# AIM OF THE EXERCISE
All lines in the entries below that hold "icon" make up the answer.

═════ MATERIAL SHOWN ═════

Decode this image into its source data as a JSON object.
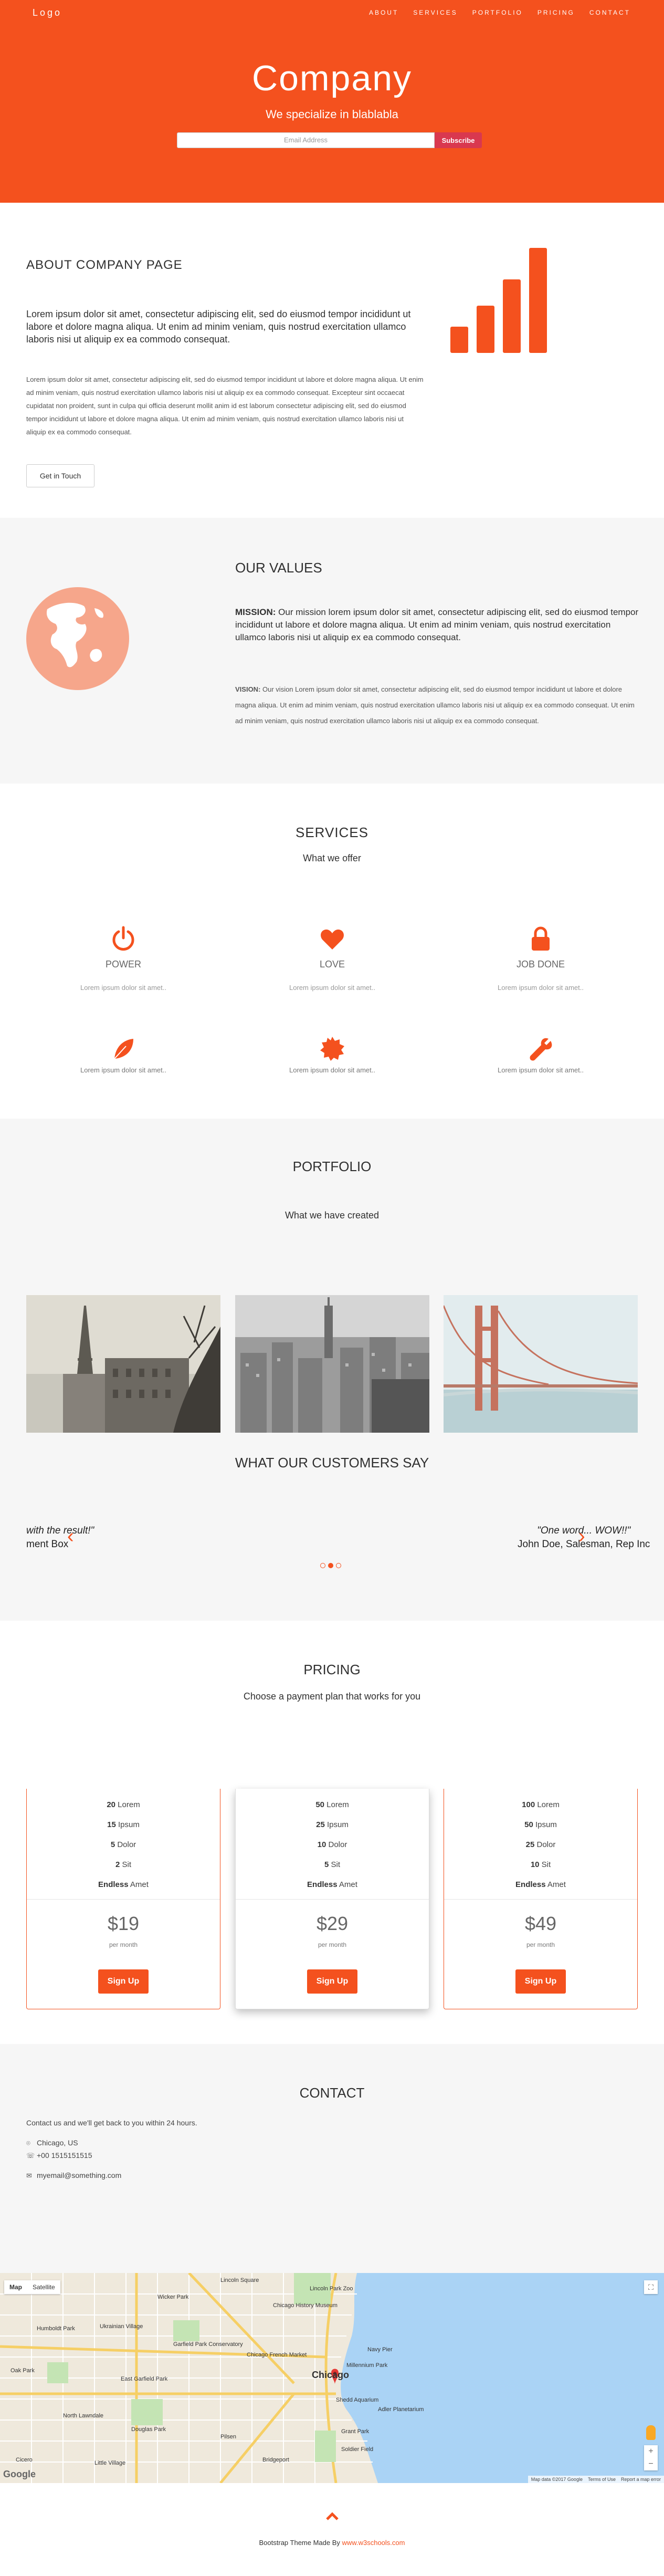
{
  "nav": {
    "logo": "Logo",
    "links": [
      "ABOUT",
      "SERVICES",
      "PORTFOLIO",
      "PRICING",
      "CONTACT"
    ]
  },
  "hero": {
    "title": "Company",
    "tagline": "We specialize in blablabla",
    "email_placeholder": "Email Address",
    "subscribe_label": "Subscribe"
  },
  "about": {
    "title": "ABOUT COMPANY PAGE",
    "lead": "Lorem ipsum dolor sit amet, consectetur adipiscing elit, sed do eiusmod tempor incididunt ut labore et dolore magna aliqua. Ut enim ad minim veniam, quis nostrud exercitation ullamco laboris nisi ut aliquip ex ea commodo consequat.",
    "body": "Lorem ipsum dolor sit amet, consectetur adipiscing elit, sed do eiusmod tempor incididunt ut labore et dolore magna aliqua. Ut enim ad minim veniam, quis nostrud exercitation ullamco laboris nisi ut aliquip ex ea commodo consequat. Excepteur sint occaecat cupidatat non proident, sunt in culpa qui officia deserunt mollit anim id est laborum consectetur adipiscing elit, sed do eiusmod tempor incididunt ut labore et dolore magna aliqua. Ut enim ad minim veniam, quis nostrud exercitation ullamco laboris nisi ut aliquip ex ea commodo consequat.",
    "button_label": "Get in Touch",
    "icon": "signal-icon"
  },
  "values": {
    "title": "OUR VALUES",
    "mission_label": "MISSION:",
    "mission_text": " Our mission lorem ipsum dolor sit amet, consectetur adipiscing elit, sed do eiusmod tempor incididunt ut labore et dolore magna aliqua. Ut enim ad minim veniam, quis nostrud exercitation ullamco laboris nisi ut aliquip ex ea commodo consequat.",
    "vision_label": "VISION:",
    "vision_text": " Our vision Lorem ipsum dolor sit amet, consectetur adipiscing elit, sed do eiusmod tempor incididunt ut labore et dolore magna aliqua. Ut enim ad minim veniam, quis nostrud exercitation ullamco laboris nisi ut aliquip ex ea commodo consequat. Ut enim ad minim veniam, quis nostrud exercitation ullamco laboris nisi ut aliquip ex ea commodo consequat.",
    "icon": "globe-icon"
  },
  "services": {
    "title": "SERVICES",
    "subtitle": "What we offer",
    "items": [
      {
        "icon": "power-icon",
        "title": "POWER",
        "text": "Lorem ipsum dolor sit amet.."
      },
      {
        "icon": "heart-icon",
        "title": "LOVE",
        "text": "Lorem ipsum dolor sit amet.."
      },
      {
        "icon": "lock-icon",
        "title": "JOB DONE",
        "text": "Lorem ipsum dolor sit amet.."
      },
      {
        "icon": "leaf-icon",
        "title": "",
        "text": "Lorem ipsum dolor sit amet.."
      },
      {
        "icon": "certificate-icon",
        "title": "",
        "text": "Lorem ipsum dolor sit amet.."
      },
      {
        "icon": "wrench-icon",
        "title": "",
        "text": "Lorem ipsum dolor sit amet.."
      }
    ]
  },
  "portfolio": {
    "title": "PORTFOLIO",
    "subtitle": "What we have created",
    "images": [
      "paris-photo",
      "new-york-photo",
      "san-francisco-photo"
    ],
    "customers_title": "WHAT OUR CUSTOMERS SAY",
    "quote_left_line1": "with the result!\"",
    "quote_left_line2": "ment Box",
    "quote_right_line1": "\"One word... WOW!!\"",
    "quote_right_line2": "John Doe, Salesman, Rep Inc"
  },
  "pricing": {
    "title": "PRICING",
    "subtitle": "Choose a payment plan that works for you",
    "plans": [
      {
        "f1n": "20",
        "f1": " Lorem",
        "f2n": "15",
        "f2": " Ipsum",
        "f3n": "5",
        "f3": " Dolor",
        "f4n": "2",
        "f4": " Sit",
        "f5n": "Endless",
        "f5": " Amet",
        "price": "$19",
        "per": "per month",
        "button": "Sign Up"
      },
      {
        "f1n": "50",
        "f1": " Lorem",
        "f2n": "25",
        "f2": " Ipsum",
        "f3n": "10",
        "f3": " Dolor",
        "f4n": "5",
        "f4": " Sit",
        "f5n": "Endless",
        "f5": " Amet",
        "price": "$29",
        "per": "per month",
        "button": "Sign Up"
      },
      {
        "f1n": "100",
        "f1": " Lorem",
        "f2n": "50",
        "f2": " Ipsum",
        "f3n": "25",
        "f3": " Dolor",
        "f4n": "10",
        "f4": " Sit",
        "f5n": "Endless",
        "f5": " Amet",
        "price": "$49",
        "per": "per month",
        "button": "Sign Up"
      }
    ]
  },
  "contact": {
    "title": "CONTACT",
    "intro": "Contact us and we'll get back to you within 24 hours.",
    "location": "Chicago, US",
    "phone": "+00 1515151515",
    "email": "myemail@something.com"
  },
  "map": {
    "tab_map": "Map",
    "tab_satellite": "Satellite",
    "city": "Chicago",
    "labels": [
      "Lincoln Park Zoo",
      "Chicago History Museum",
      "Navy Pier",
      "Millennium Park",
      "Shedd Aquarium",
      "Adler Planetarium",
      "Grant Park",
      "Garfield Park Conservatory",
      "Douglas Park",
      "Little Village",
      "Ukrainian Village",
      "Wicker Park",
      "Humboldt Park",
      "East Garfield Park",
      "North Lawndale",
      "Pilsen",
      "Bridgeport",
      "Chicago French Market",
      "Soldier Field",
      "Lincoln Square",
      "Cicero",
      "Oak Park"
    ],
    "footer": [
      "Map data ©2017 Google",
      "Terms of Use",
      "Report a map error"
    ],
    "google": "Google"
  },
  "footer": {
    "made_by": "Bootstrap Theme Made By ",
    "link": "www.w3schools.com"
  },
  "colors": {
    "accent": "#f4511e",
    "light_accent": "#f6a68b",
    "section_bg": "#f6f6f6"
  }
}
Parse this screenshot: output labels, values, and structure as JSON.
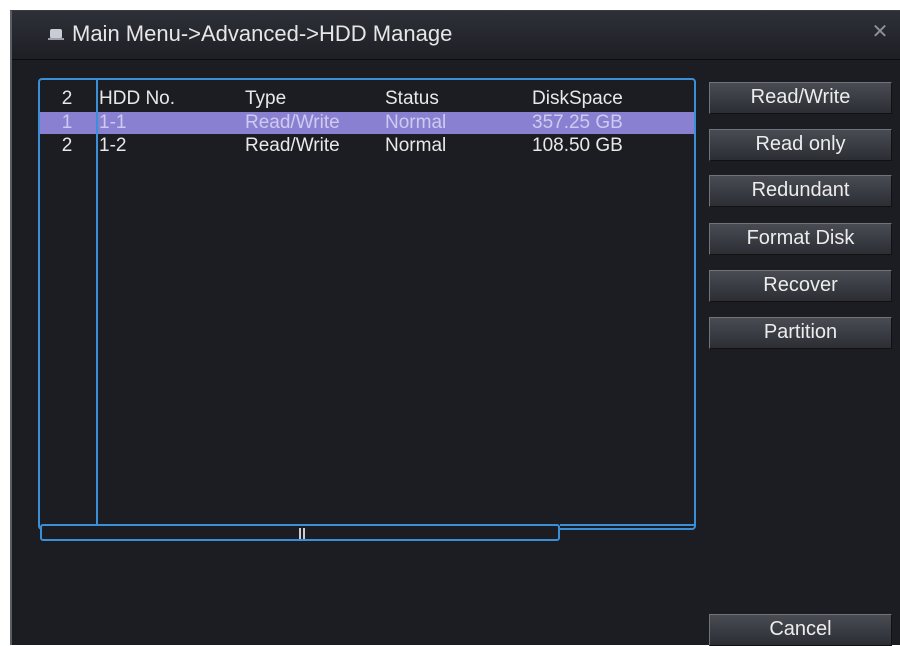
{
  "window": {
    "title": "Main Menu->Advanced->HDD Manage",
    "icon": "monitor-icon",
    "close_glyph": "✕"
  },
  "table": {
    "headers": {
      "index": "2",
      "hdd_no": "HDD No.",
      "type": "Type",
      "status": "Status",
      "disk_space": "DiskSpace"
    },
    "rows": [
      {
        "index": "1",
        "hdd_no": "1-1",
        "type": "Read/Write",
        "status": "Normal",
        "disk_space": "357.25 GB",
        "selected": true
      },
      {
        "index": "2",
        "hdd_no": "1-2",
        "type": "Read/Write",
        "status": "Normal",
        "disk_space": "108.50 GB",
        "selected": false
      }
    ]
  },
  "actions": {
    "read_write": "Read/Write",
    "read_only": "Read only",
    "redundant": "Redundant",
    "format_disk": "Format Disk",
    "recover": "Recover",
    "partition": "Partition",
    "cancel": "Cancel"
  },
  "colors": {
    "accent_border": "#3b8fd6",
    "selected_row": "#8a80d2",
    "background": "#1c1d22"
  }
}
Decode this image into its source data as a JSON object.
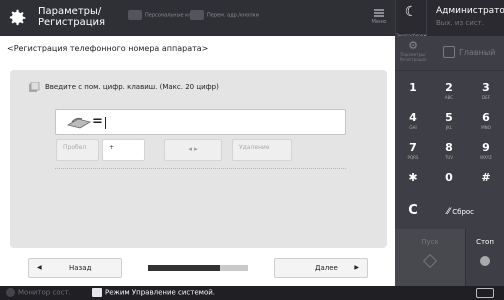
{
  "header": {
    "title_line1": "Параметры/",
    "title_line2": "Регистрация",
    "tab_personal": "Персональные кнопки",
    "tab_shared": "Перем. адр./кнопки",
    "menu_label": "Меню"
  },
  "side_header": {
    "energy_label": "Энергосбережение",
    "admin_name": "Администратор",
    "logout": "Вых. из сист."
  },
  "screen": {
    "title": "<Регистрация телефонного номера аппарата>",
    "instruction": "Введите с пом. цифр. клавиш. (Макс. 20 цифр)",
    "input_value": "",
    "pause_label": "Пробел",
    "plus_label": "+",
    "arrows_label": "◂   ▸",
    "delete_label": "Удаление"
  },
  "nav": {
    "back_label": "Назад",
    "next_label": "Далее",
    "progress": 0.72
  },
  "status": {
    "monitor_label": "Монитор сост.",
    "sys_mode": "Режим Управление системой."
  },
  "keypad": {
    "settings_mini": "Параметры/ Регистрация",
    "home_label": "Главный",
    "keys": [
      {
        "d": "1",
        "s": ""
      },
      {
        "d": "2",
        "s": "ABC"
      },
      {
        "d": "3",
        "s": "DEF"
      },
      {
        "d": "4",
        "s": "GHI"
      },
      {
        "d": "5",
        "s": "JKL"
      },
      {
        "d": "6",
        "s": "MNO"
      },
      {
        "d": "7",
        "s": "PQRS"
      },
      {
        "d": "8",
        "s": "TUV"
      },
      {
        "d": "9",
        "s": "WXYZ"
      },
      {
        "d": "✱",
        "s": ""
      },
      {
        "d": "0",
        "s": ""
      },
      {
        "d": "#",
        "s": ""
      }
    ],
    "clear_label": "C",
    "reset_label": "Сброс",
    "start_label": "Пуск",
    "stop_label": "Стоп"
  },
  "colors": {
    "dark_bg": "#3c3c44",
    "panel_bg": "#ffffff",
    "gray_area": "#e4e4e4"
  }
}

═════

# TASK OUTPUT
    "icon": "signal-icon"
    "icon": "globe-icon"
        "icon": "power-icon",
        "icon": "heart-icon",
        "icon": "lock-icon",
        "icon": "leaf-icon",
        "icon": "certificate-icon",
        "icon": "wrench-icon",
    "icon": "monitor-icon",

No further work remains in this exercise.